(Data supplied Opens)
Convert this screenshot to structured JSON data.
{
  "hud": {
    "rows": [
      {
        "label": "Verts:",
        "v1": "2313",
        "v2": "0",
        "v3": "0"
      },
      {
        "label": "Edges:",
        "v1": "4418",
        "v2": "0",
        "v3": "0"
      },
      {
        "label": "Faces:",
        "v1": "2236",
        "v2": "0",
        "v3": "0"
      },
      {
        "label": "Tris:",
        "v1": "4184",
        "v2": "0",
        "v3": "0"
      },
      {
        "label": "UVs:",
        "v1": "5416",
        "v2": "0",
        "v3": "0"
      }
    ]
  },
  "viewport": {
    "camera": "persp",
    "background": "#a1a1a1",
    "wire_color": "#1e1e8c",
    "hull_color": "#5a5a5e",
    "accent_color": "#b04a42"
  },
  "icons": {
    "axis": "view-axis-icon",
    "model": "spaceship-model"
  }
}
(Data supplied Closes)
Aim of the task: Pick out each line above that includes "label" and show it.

Problem solution:
        "label": "Verts:",
        "label": "Edges:",
        "label": "Faces:",
        "label": "Tris:",
        "label": "UVs:",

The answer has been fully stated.